__Work required__.
The answer must be every line of the records below that contains the word "Добавить".

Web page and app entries
***

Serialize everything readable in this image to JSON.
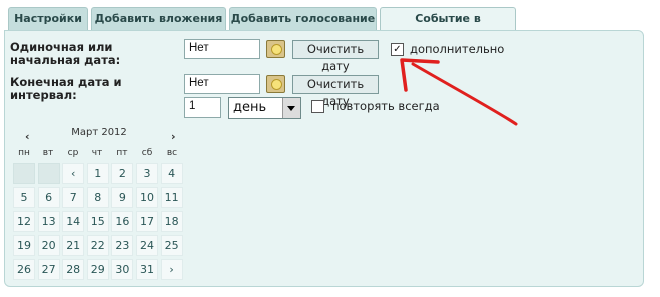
{
  "tabs": [
    "Настройки",
    "Добавить вложения",
    "Добавить голосование",
    "Событие в календаре"
  ],
  "form": {
    "start_label_1": "Одиночная или",
    "start_label_2": "начальная дата:",
    "start_value": "Нет",
    "clear_label": "Очистить дату",
    "extra_label": "дополнительно",
    "extra_checked": "✓",
    "end_label_1": "Конечная дата и",
    "end_label_2": "интервал:",
    "end_value": "Нет",
    "interval_value": "1",
    "interval_unit": "день",
    "repeat_label": "повторять всегда"
  },
  "calendar": {
    "prev": "‹",
    "next": "›",
    "month": "Март 2012",
    "weekdays": [
      "пн",
      "вт",
      "ср",
      "чт",
      "пт",
      "сб",
      "вс"
    ],
    "rows": [
      [
        "",
        "",
        "‹",
        "1",
        "2",
        "3",
        "4"
      ],
      [
        "5",
        "6",
        "7",
        "8",
        "9",
        "10",
        "11"
      ],
      [
        "12",
        "13",
        "14",
        "15",
        "16",
        "17",
        "18"
      ],
      [
        "19",
        "20",
        "21",
        "22",
        "23",
        "24",
        "25"
      ],
      [
        "26",
        "27",
        "28",
        "29",
        "30",
        "31",
        "›"
      ]
    ]
  },
  "colors": {
    "panel": "#e8f4f3",
    "tab": "#c5dedd",
    "annotation_arrow": "#e0201e"
  }
}
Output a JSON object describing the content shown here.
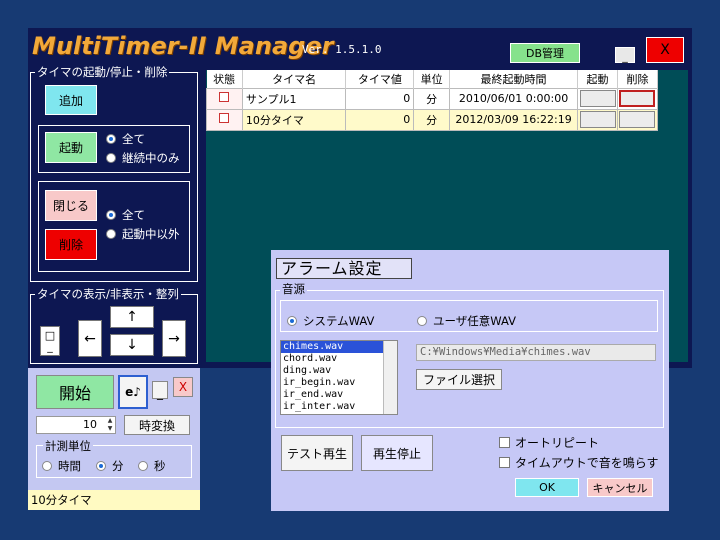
{
  "manager": {
    "title": "MultiTimer-II Manager",
    "version": "Ver. 1.5.1.0",
    "db_button": "DB管理",
    "minimize": "_",
    "close": "X",
    "control_group": {
      "legend": "タイマの起動/停止・削除",
      "add": "追加",
      "start": "起動",
      "start_opts": [
        "全て",
        "継続中のみ"
      ],
      "close": "閉じる",
      "delete": "削除",
      "close_opts": [
        "全て",
        "起動中以外"
      ]
    },
    "display_group": {
      "legend": "タイマの表示/非表示・整列",
      "box_icon": "□",
      "up": "↑",
      "down": "↓",
      "left": "←",
      "right": "→"
    },
    "table": {
      "headers": [
        "状態",
        "タイマ名",
        "タイマ値",
        "単位",
        "最終起動時間",
        "起動",
        "削除"
      ],
      "rows": [
        {
          "name": "サンプル1",
          "value": "0",
          "unit": "分",
          "last": "2010/06/01 0:00:00"
        },
        {
          "name": "10分タイマ",
          "value": "0",
          "unit": "分",
          "last": "2012/03/09 16:22:19"
        }
      ]
    }
  },
  "mini": {
    "start": "開始",
    "sound": "e♪",
    "minimize": "_",
    "close": "X",
    "value": "10",
    "convert": "時変換",
    "unit_legend": "計測単位",
    "units": [
      "時間",
      "分",
      "秒"
    ],
    "status": "10分タイマ"
  },
  "alarm": {
    "title": "アラーム設定",
    "source_legend": "音源",
    "sources": [
      "システムWAV",
      "ユーザ任意WAV"
    ],
    "files": [
      "chimes.wav",
      "chord.wav",
      "ding.wav",
      "ir_begin.wav",
      "ir_end.wav",
      "ir_inter.wav"
    ],
    "path": "C:¥Windows¥Media¥chimes.wav",
    "choose_file": "ファイル選択",
    "test_play": "テスト再生",
    "stop_play": "再生停止",
    "auto_repeat": "オートリピート",
    "timeout_sound": "タイムアウトで音を鳴らす",
    "ok": "OK",
    "cancel": "キャンセル"
  }
}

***

__Output below__.
    "Добавить вложения",
    "Добавить голосование",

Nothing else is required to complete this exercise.